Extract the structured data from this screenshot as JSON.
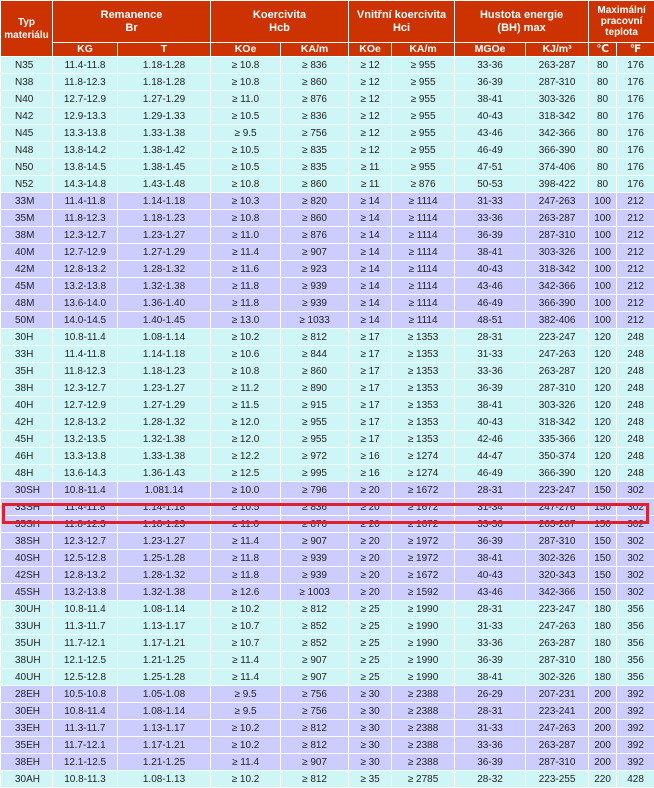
{
  "header": {
    "type_label": "Typ materiálu",
    "groups": [
      {
        "title": "Remanence",
        "sub": "Br"
      },
      {
        "title": "Koercivita",
        "sub": "Hcb"
      },
      {
        "title": "Vnitřní koercivita",
        "sub": "Hci"
      },
      {
        "title": "Hustota energie",
        "sub": "(BH) max"
      },
      {
        "title": "Maximální pracovní teplota",
        "sub": ""
      }
    ],
    "units": [
      "KG",
      "T",
      "KOe",
      "KA/m",
      "KOe",
      "KA/m",
      "MGOe",
      "KJ/m³",
      "℃",
      "℉"
    ]
  },
  "rows": [
    {
      "g": 0,
      "c": [
        "N35",
        "11.4-11.8",
        "1.18-1.28",
        "≥ 10.8",
        "≥ 836",
        "≥ 12",
        "≥ 955",
        "33-36",
        "263-287",
        "80",
        "176"
      ]
    },
    {
      "g": 0,
      "c": [
        "N38",
        "11.8-12.3",
        "1.18-1.28",
        "≥ 10.8",
        "≥ 860",
        "≥ 12",
        "≥ 955",
        "36-39",
        "287-310",
        "80",
        "176"
      ]
    },
    {
      "g": 0,
      "c": [
        "N40",
        "12.7-12.9",
        "1.27-1.29",
        "≥ 11.0",
        "≥ 876",
        "≥ 12",
        "≥ 955",
        "38-41",
        "303-326",
        "80",
        "176"
      ]
    },
    {
      "g": 0,
      "c": [
        "N42",
        "12.9-13.3",
        "1.29-1.33",
        "≥ 10.5",
        "≥ 836",
        "≥ 12",
        "≥ 955",
        "40-43",
        "318-342",
        "80",
        "176"
      ]
    },
    {
      "g": 0,
      "c": [
        "N45",
        "13.3-13.8",
        "1.33-1.38",
        "≥ 9.5",
        "≥ 756",
        "≥ 12",
        "≥ 955",
        "43-46",
        "342-366",
        "80",
        "176"
      ]
    },
    {
      "g": 0,
      "c": [
        "N48",
        "13.8-14.2",
        "1.38-1.42",
        "≥ 10.5",
        "≥ 835",
        "≥ 12",
        "≥ 955",
        "46-49",
        "366-390",
        "80",
        "176"
      ]
    },
    {
      "g": 0,
      "c": [
        "N50",
        "13.8-14.5",
        "1.38-1.45",
        "≥ 10.5",
        "≥ 835",
        "≥ 11",
        "≥ 955",
        "47-51",
        "374-406",
        "80",
        "176"
      ]
    },
    {
      "g": 0,
      "c": [
        "N52",
        "14.3-14.8",
        "1.43-1.48",
        "≥ 10.8",
        "≥ 860",
        "≥ 11",
        "≥ 876",
        "50-53",
        "398-422",
        "80",
        "176"
      ]
    },
    {
      "g": 1,
      "c": [
        "33M",
        "11.4-11.8",
        "1.14-1.18",
        "≥ 10.3",
        "≥ 820",
        "≥ 14",
        "≥ 1114",
        "31-33",
        "247-263",
        "100",
        "212"
      ]
    },
    {
      "g": 1,
      "c": [
        "35M",
        "11.8-12.3",
        "1.18-1.23",
        "≥ 10.8",
        "≥ 860",
        "≥ 14",
        "≥ 1114",
        "33-36",
        "263-287",
        "100",
        "212"
      ]
    },
    {
      "g": 1,
      "c": [
        "38M",
        "12.3-12.7",
        "1.23-1.27",
        "≥ 11.0",
        "≥ 876",
        "≥ 14",
        "≥ 1114",
        "36-39",
        "287-310",
        "100",
        "212"
      ]
    },
    {
      "g": 1,
      "c": [
        "40M",
        "12.7-12.9",
        "1.27-1.29",
        "≥ 11.4",
        "≥ 907",
        "≥ 14",
        "≥ 1114",
        "38-41",
        "303-326",
        "100",
        "212"
      ]
    },
    {
      "g": 1,
      "c": [
        "42M",
        "12.8-13.2",
        "1.28-1.32",
        "≥ 11.6",
        "≥ 923",
        "≥ 14",
        "≥ 1114",
        "40-43",
        "318-342",
        "100",
        "212"
      ]
    },
    {
      "g": 1,
      "c": [
        "45M",
        "13.2-13.8",
        "1.32-1.38",
        "≥ 11.8",
        "≥ 939",
        "≥ 14",
        "≥ 1114",
        "43-46",
        "342-366",
        "100",
        "212"
      ]
    },
    {
      "g": 1,
      "c": [
        "48M",
        "13.6-14.0",
        "1.36-1.40",
        "≥ 11.8",
        "≥ 939",
        "≥ 14",
        "≥ 1114",
        "46-49",
        "366-390",
        "100",
        "212"
      ]
    },
    {
      "g": 1,
      "c": [
        "50M",
        "14.0-14.5",
        "1.40-1.45",
        "≥ 13.0",
        "≥ 1033",
        "≥ 14",
        "≥ 1114",
        "48-51",
        "382-406",
        "100",
        "212"
      ]
    },
    {
      "g": 0,
      "c": [
        "30H",
        "10.8-11.4",
        "1.08-1.14",
        "≥ 10.2",
        "≥ 812",
        "≥ 17",
        "≥ 1353",
        "28-31",
        "223-247",
        "120",
        "248"
      ]
    },
    {
      "g": 0,
      "c": [
        "33H",
        "11.4-11.8",
        "1.14-1.18",
        "≥ 10.6",
        "≥ 844",
        "≥ 17",
        "≥ 1353",
        "31-33",
        "247-263",
        "120",
        "248"
      ]
    },
    {
      "g": 0,
      "c": [
        "35H",
        "11.8-12.3",
        "1.18-1.23",
        "≥ 10.8",
        "≥ 860",
        "≥ 17",
        "≥ 1353",
        "33-36",
        "263-287",
        "120",
        "248"
      ]
    },
    {
      "g": 0,
      "c": [
        "38H",
        "12.3-12.7",
        "1.23-1.27",
        "≥ 11.2",
        "≥ 890",
        "≥ 17",
        "≥ 1353",
        "36-39",
        "287-310",
        "120",
        "248"
      ]
    },
    {
      "g": 0,
      "c": [
        "40H",
        "12.7-12.9",
        "1.27-1.29",
        "≥ 11.5",
        "≥ 915",
        "≥ 17",
        "≥ 1353",
        "38-41",
        "303-326",
        "120",
        "248"
      ]
    },
    {
      "g": 0,
      "c": [
        "42H",
        "12.8-13.2",
        "1.28-1.32",
        "≥ 12.0",
        "≥ 955",
        "≥ 17",
        "≥ 1353",
        "40-43",
        "318-342",
        "120",
        "248"
      ]
    },
    {
      "g": 0,
      "c": [
        "45H",
        "13.2-13.5",
        "1.32-1.38",
        "≥ 12.0",
        "≥ 955",
        "≥ 17",
        "≥ 1353",
        "42-46",
        "335-366",
        "120",
        "248"
      ]
    },
    {
      "g": 0,
      "c": [
        "46H",
        "13.3-13.8",
        "1.33-1.38",
        "≥ 12.2",
        "≥ 972",
        "≥ 16",
        "≥ 1274",
        "44-47",
        "350-374",
        "120",
        "248"
      ]
    },
    {
      "g": 0,
      "c": [
        "48H",
        "13.6-14.3",
        "1.36-1.43",
        "≥ 12.5",
        "≥ 995",
        "≥ 16",
        "≥ 1274",
        "46-49",
        "366-390",
        "120",
        "248"
      ]
    },
    {
      "g": 1,
      "c": [
        "30SH",
        "10.8-11.4",
        "1.081.14",
        "≥ 10.0",
        "≥ 796",
        "≥ 20",
        "≥ 1672",
        "28-31",
        "223-247",
        "150",
        "302"
      ]
    },
    {
      "g": 1,
      "c": [
        "33SH",
        "11.4-11.8",
        "1.14-1.18",
        "≥ 10.5",
        "≥ 836",
        "≥ 20",
        "≥ 1672",
        "31-34",
        "247-276",
        "150",
        "302"
      ]
    },
    {
      "g": 1,
      "c": [
        "35SH",
        "11.8-12.3",
        "1.18-1.23",
        "≥ 11.0",
        "≥ 876",
        "≥ 20",
        "≥ 1672",
        "33-36",
        "263-287",
        "150",
        "302"
      ]
    },
    {
      "g": 1,
      "c": [
        "38SH",
        "12.3-12.7",
        "1.23-1.27",
        "≥ 11.4",
        "≥ 907",
        "≥ 20",
        "≥ 1972",
        "36-39",
        "287-310",
        "150",
        "302"
      ],
      "hl": true
    },
    {
      "g": 1,
      "c": [
        "40SH",
        "12.5-12.8",
        "1.25-1.28",
        "≥ 11.8",
        "≥ 939",
        "≥ 20",
        "≥ 1972",
        "38-41",
        "302-326",
        "150",
        "302"
      ]
    },
    {
      "g": 1,
      "c": [
        "42SH",
        "12.8-13.2",
        "1.28-1.32",
        "≥ 11.8",
        "≥ 939",
        "≥ 20",
        "≥ 1672",
        "40-43",
        "320-343",
        "150",
        "302"
      ]
    },
    {
      "g": 1,
      "c": [
        "45SH",
        "13.2-13.8",
        "1.32-1.38",
        "≥ 12.6",
        "≥ 1003",
        "≥ 20",
        "≥ 1592",
        "43-46",
        "342-366",
        "150",
        "302"
      ]
    },
    {
      "g": 0,
      "c": [
        "30UH",
        "10.8-11.4",
        "1.08-1.14",
        "≥ 10.2",
        "≥ 812",
        "≥ 25",
        "≥ 1990",
        "28-31",
        "223-247",
        "180",
        "356"
      ]
    },
    {
      "g": 0,
      "c": [
        "33UH",
        "11.3-11.7",
        "1.13-1.17",
        "≥ 10.7",
        "≥ 852",
        "≥ 25",
        "≥ 1990",
        "31-33",
        "247-263",
        "180",
        "356"
      ]
    },
    {
      "g": 0,
      "c": [
        "35UH",
        "11.7-12.1",
        "1.17-1.21",
        "≥ 10.7",
        "≥ 852",
        "≥ 25",
        "≥ 1990",
        "33-36",
        "263-287",
        "180",
        "356"
      ]
    },
    {
      "g": 0,
      "c": [
        "38UH",
        "12.1-12.5",
        "1.21-1.25",
        "≥ 11.4",
        "≥ 907",
        "≥ 25",
        "≥ 1990",
        "36-39",
        "287-310",
        "180",
        "356"
      ]
    },
    {
      "g": 0,
      "c": [
        "40UH",
        "12.5-12.8",
        "1.25-1.28",
        "≥ 11.4",
        "≥ 907",
        "≥ 25",
        "≥ 1990",
        "38-41",
        "302-326",
        "180",
        "356"
      ]
    },
    {
      "g": 1,
      "c": [
        "28EH",
        "10.5-10.8",
        "1.05-1.08",
        "≥ 9.5",
        "≥ 756",
        "≥ 30",
        "≥ 2388",
        "26-29",
        "207-231",
        "200",
        "392"
      ]
    },
    {
      "g": 1,
      "c": [
        "30EH",
        "10.8-11.4",
        "1.08-1.14",
        "≥ 9.5",
        "≥ 756",
        "≥ 30",
        "≥ 2388",
        "28-31",
        "223-241",
        "200",
        "392"
      ]
    },
    {
      "g": 1,
      "c": [
        "33EH",
        "11.3-11.7",
        "1.13-1.17",
        "≥ 10.2",
        "≥ 812",
        "≥ 30",
        "≥ 2388",
        "31-33",
        "247-263",
        "200",
        "392"
      ]
    },
    {
      "g": 1,
      "c": [
        "35EH",
        "11.7-12.1",
        "1.17-1.21",
        "≥ 10.2",
        "≥ 812",
        "≥ 30",
        "≥ 2388",
        "33-36",
        "263-287",
        "200",
        "392"
      ]
    },
    {
      "g": 1,
      "c": [
        "38EH",
        "12.1-12.5",
        "1.21-1.25",
        "≥ 11.4",
        "≥ 907",
        "≥ 30",
        "≥ 2388",
        "36-39",
        "287-310",
        "200",
        "392"
      ]
    },
    {
      "g": 0,
      "c": [
        "30AH",
        "10.8-11.3",
        "1.08-1.13",
        "≥ 10.2",
        "≥ 812",
        "≥ 35",
        "≥ 2785",
        "28-32",
        "223-255",
        "220",
        "428"
      ]
    }
  ]
}
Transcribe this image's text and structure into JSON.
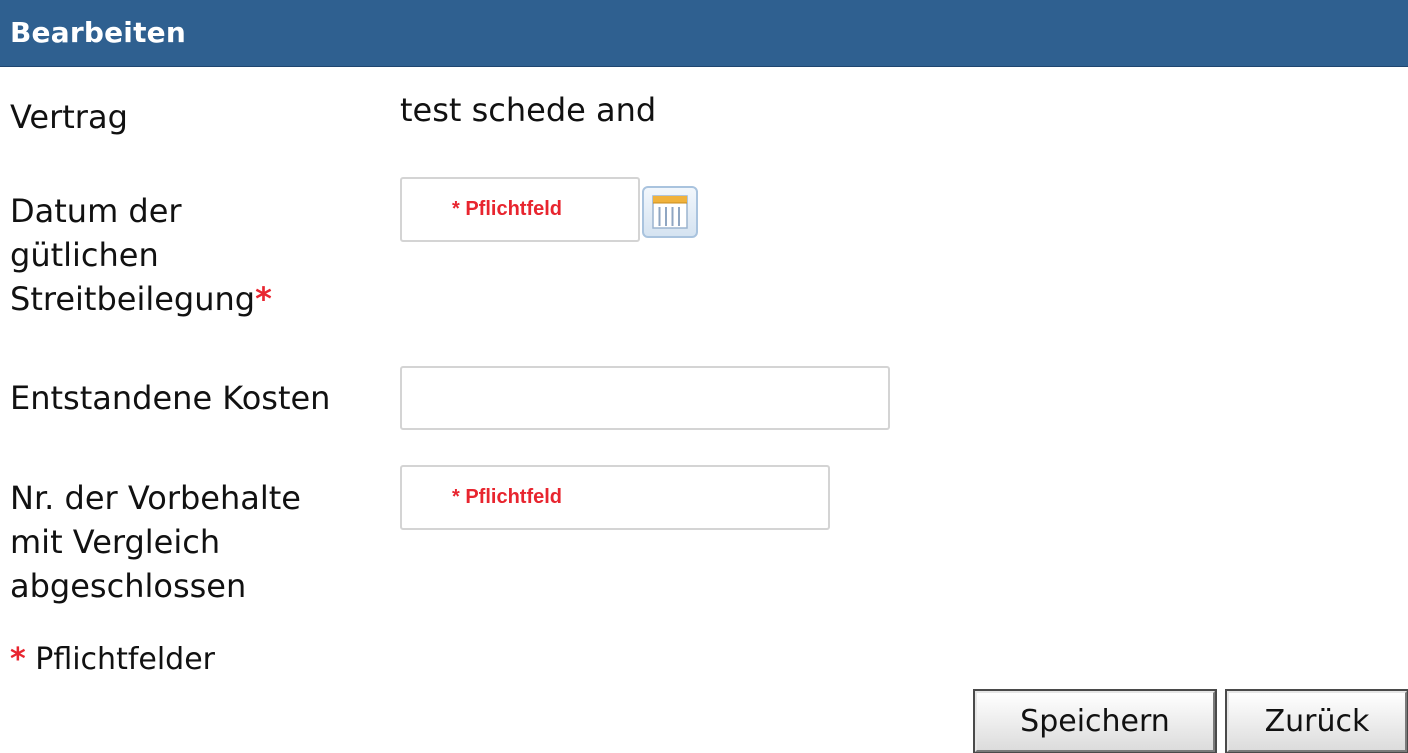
{
  "header": {
    "title": "Bearbeiten"
  },
  "form": {
    "contract": {
      "label": "Vertrag",
      "value": "test schede and"
    },
    "settlement_date": {
      "label_lines": [
        "Datum der",
        "gütlichen",
        "Streitbeilegung"
      ],
      "required_mark": "*",
      "value": "",
      "placeholder": "* Pflichtfeld"
    },
    "costs": {
      "label": "Entstandene Kosten",
      "value": "",
      "placeholder": ""
    },
    "reservations_settled": {
      "label_lines": [
        "Nr. der Vorbehalte",
        "mit Vergleich",
        "abgeschlossen"
      ],
      "value": "",
      "placeholder": "* Pflichtfeld"
    },
    "footnote": {
      "star": "*",
      "text": " Pflichtfelder"
    }
  },
  "buttons": {
    "save_label": "Speichern",
    "back_label": "Zurück"
  },
  "icons": {
    "calendar": "calendar-icon"
  },
  "colors": {
    "header_bg": "#2f6090",
    "required": "#e8252f"
  }
}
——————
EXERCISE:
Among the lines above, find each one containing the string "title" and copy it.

EXPECTED ANSWER:
        "title": "Remanence",
        "title": "Koercivita",
        "title": "Vnitřní koercivita",
        "title": "Hustota energie",
        "title": "Maximální pracovní teplota",
    "title": "Bearbeiten"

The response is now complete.